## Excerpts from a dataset
************

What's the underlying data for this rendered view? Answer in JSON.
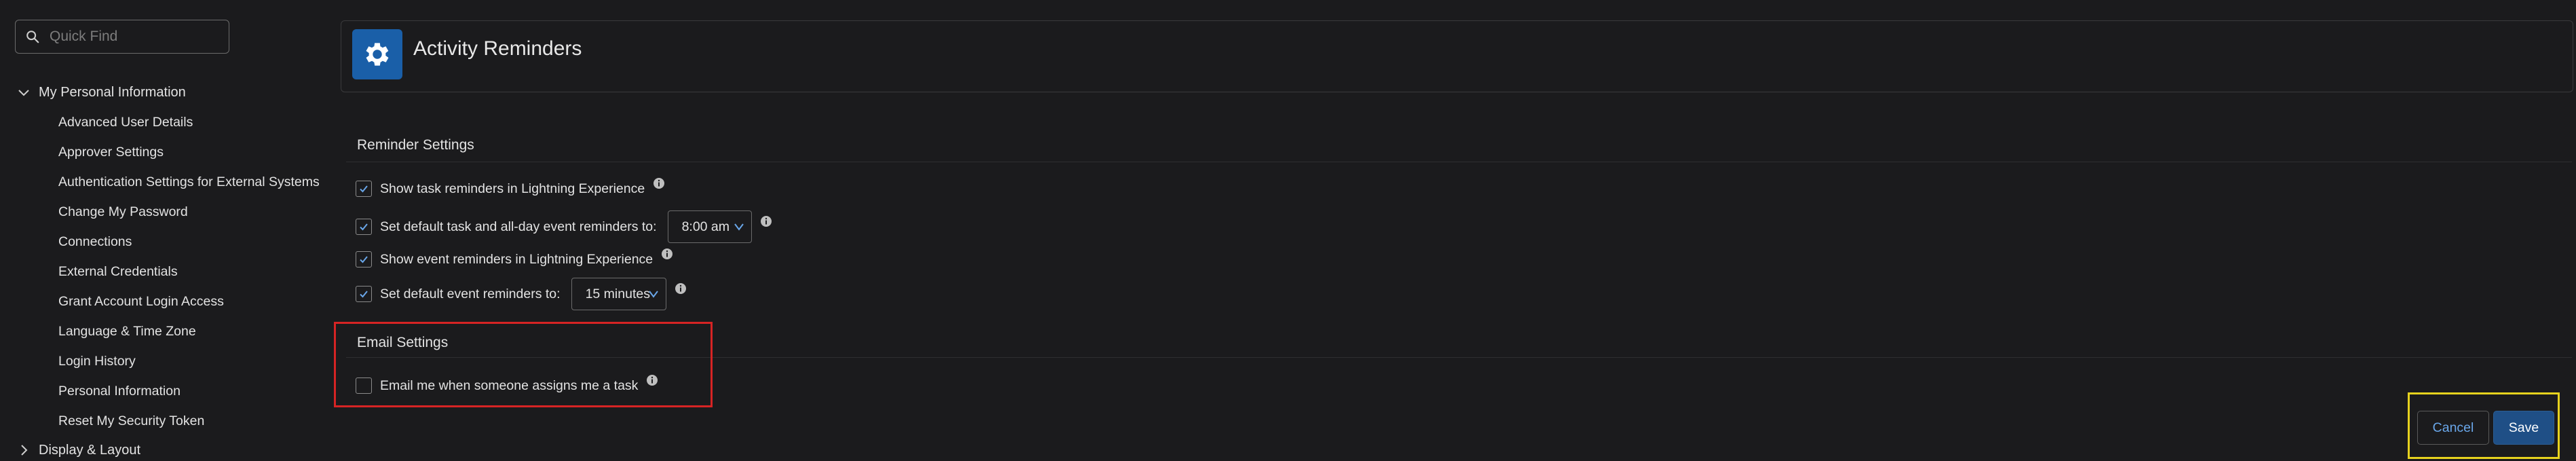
{
  "search": {
    "placeholder": "Quick Find"
  },
  "sidebar": {
    "section_label": "My Personal Information",
    "items": [
      {
        "label": "Advanced User Details"
      },
      {
        "label": "Approver Settings"
      },
      {
        "label": "Authentication Settings for External Systems"
      },
      {
        "label": "Change My Password"
      },
      {
        "label": "Connections"
      },
      {
        "label": "External Credentials"
      },
      {
        "label": "Grant Account Login Access"
      },
      {
        "label": "Language & Time Zone"
      },
      {
        "label": "Login History"
      },
      {
        "label": "Personal Information"
      },
      {
        "label": "Reset My Security Token"
      }
    ],
    "next_section_label": "Display & Layout"
  },
  "page": {
    "title": "Activity Reminders"
  },
  "reminder_settings": {
    "title": "Reminder Settings",
    "rows": [
      {
        "label": "Show task reminders in Lightning Experience",
        "checked": true
      },
      {
        "label": "Set default task and all-day event reminders to:",
        "checked": true,
        "select_value": "8:00 am"
      },
      {
        "label": "Show event reminders in Lightning Experience",
        "checked": true
      },
      {
        "label": "Set default event reminders to:",
        "checked": true,
        "select_value": "15 minutes"
      }
    ]
  },
  "email_settings": {
    "title": "Email Settings",
    "rows": [
      {
        "label": "Email me when someone assigns me a task",
        "checked": false
      }
    ]
  },
  "actions": {
    "cancel_label": "Cancel",
    "save_label": "Save"
  },
  "colors": {
    "accent": "#1a5fa8",
    "highlight_red": "#d62424",
    "highlight_yellow": "#e6d21e",
    "background": "#1b1b1d"
  }
}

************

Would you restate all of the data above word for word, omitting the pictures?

## Output
What's the underlying data for this rendered view? Answer in JSON.
{
  "search": {
    "placeholder": "Quick Find"
  },
  "sidebar": {
    "section_label": "My Personal Information",
    "items": [
      {
        "label": "Advanced User Details"
      },
      {
        "label": "Approver Settings"
      },
      {
        "label": "Authentication Settings for External Systems"
      },
      {
        "label": "Change My Password"
      },
      {
        "label": "Connections"
      },
      {
        "label": "External Credentials"
      },
      {
        "label": "Grant Account Login Access"
      },
      {
        "label": "Language & Time Zone"
      },
      {
        "label": "Login History"
      },
      {
        "label": "Personal Information"
      },
      {
        "label": "Reset My Security Token"
      }
    ],
    "next_section_label": "Display & Layout"
  },
  "page": {
    "title": "Activity Reminders"
  },
  "reminder_settings": {
    "title": "Reminder Settings",
    "rows": [
      {
        "label": "Show task reminders in Lightning Experience",
        "checked": true
      },
      {
        "label": "Set default task and all-day event reminders to:",
        "checked": true,
        "select_value": "8:00 am"
      },
      {
        "label": "Show event reminders in Lightning Experience",
        "checked": true
      },
      {
        "label": "Set default event reminders to:",
        "checked": true,
        "select_value": "15 minutes"
      }
    ]
  },
  "email_settings": {
    "title": "Email Settings",
    "rows": [
      {
        "label": "Email me when someone assigns me a task",
        "checked": false
      }
    ]
  },
  "actions": {
    "cancel_label": "Cancel",
    "save_label": "Save"
  },
  "colors": {
    "accent": "#1a5fa8",
    "highlight_red": "#d62424",
    "highlight_yellow": "#e6d21e",
    "background": "#1b1b1d"
  }
}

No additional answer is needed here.